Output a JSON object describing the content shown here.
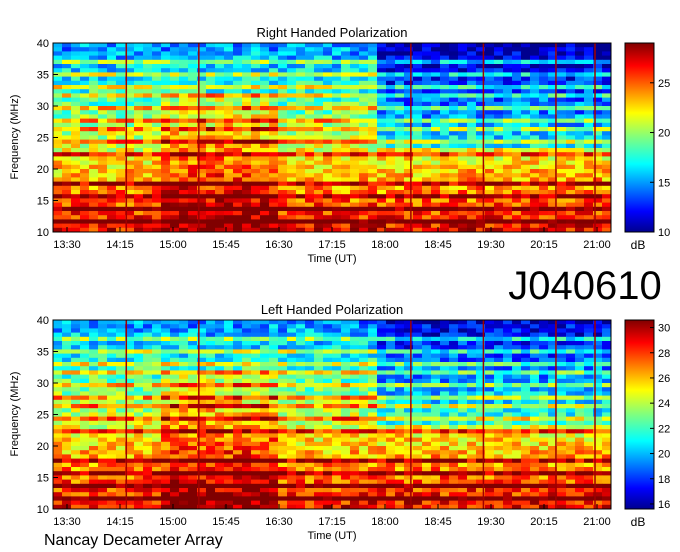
{
  "observation_id": "J040610",
  "footer_label": "Nancay Decameter Array",
  "chart_data": [
    {
      "type": "heatmap",
      "title": "Right Handed Polarization",
      "xlabel": "Time (UT)",
      "ylabel": "Frequency (MHz)",
      "x_ticks": [
        "13:30",
        "14:15",
        "15:00",
        "15:45",
        "16:30",
        "17:15",
        "18:00",
        "18:45",
        "19:30",
        "20:15",
        "21:00"
      ],
      "y_ticks": [
        10,
        15,
        20,
        25,
        30,
        35,
        40
      ],
      "ylim": [
        10,
        40
      ],
      "colorbar": {
        "label": "dB",
        "ticks": [
          10,
          15,
          20,
          25
        ],
        "range": [
          10,
          29
        ]
      }
    },
    {
      "type": "heatmap",
      "title": "Left Handed Polarization",
      "xlabel": "Time (UT)",
      "ylabel": "Frequency (MHz)",
      "x_ticks": [
        "13:30",
        "14:15",
        "15:00",
        "15:45",
        "16:30",
        "17:15",
        "18:00",
        "18:45",
        "19:30",
        "20:15",
        "21:00"
      ],
      "y_ticks": [
        10,
        15,
        20,
        25,
        30,
        35,
        40
      ],
      "ylim": [
        10,
        40
      ],
      "colorbar": {
        "label": "dB",
        "ticks": [
          16,
          18,
          20,
          22,
          24,
          26,
          28,
          30
        ],
        "range": [
          15.6,
          30.6
        ]
      }
    }
  ]
}
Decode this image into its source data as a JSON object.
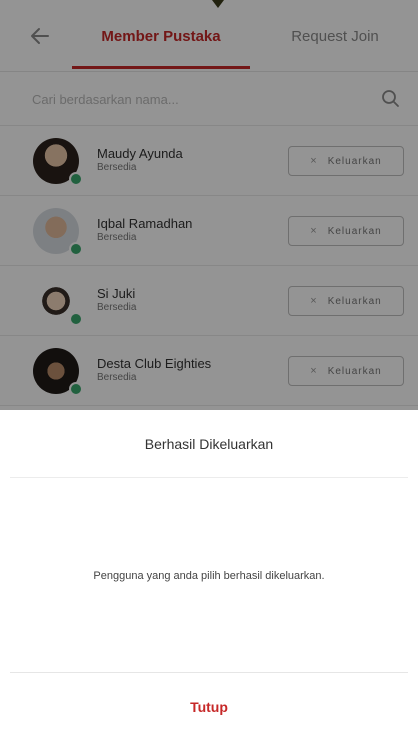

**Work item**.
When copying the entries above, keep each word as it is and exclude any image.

**Answer to the problem**.
Output a JSON object describing the content shown here.
{
  "observation_id": "J040610",
  "footer_label": "Nancay Decameter Array",
  "chart_data": [
    {
      "type": "heatmap",
      "title": "Right Handed Polarization",
      "xlabel": "Time (UT)",
      "ylabel": "Frequency (MHz)",
      "x_ticks": [
        "13:30",
        "14:15",
        "15:00",
        "15:45",
        "16:30",
        "17:15",
        "18:00",
        "18:45",
        "19:30",
        "20:15",
        "21:00"
      ],
      "y_ticks": [
        10,
        15,
        20,
        25,
        30,
        35,
        40
      ],
      "ylim": [
        10,
        40
      ],
      "colorbar": {
        "label": "dB",
        "ticks": [
          10,
          15,
          20,
          25
        ],
        "range": [
          10,
          29
        ]
      }
    },
    {
      "type": "heatmap",
      "title": "Left Handed Polarization",
      "xlabel": "Time (UT)",
      "ylabel": "Frequency (MHz)",
      "x_ticks": [
        "13:30",
        "14:15",
        "15:00",
        "15:45",
        "16:30",
        "17:15",
        "18:00",
        "18:45",
        "19:30",
        "20:15",
        "21:00"
      ],
      "y_ticks": [
        10,
        15,
        20,
        25,
        30,
        35,
        40
      ],
      "ylim": [
        10,
        40
      ],
      "colorbar": {
        "label": "dB",
        "ticks": [
          16,
          18,
          20,
          22,
          24,
          26,
          28,
          30
        ],
        "range": [
          15.6,
          30.6
        ]
      }
    }
  ]
}
Decode this image into its source data as a JSON object.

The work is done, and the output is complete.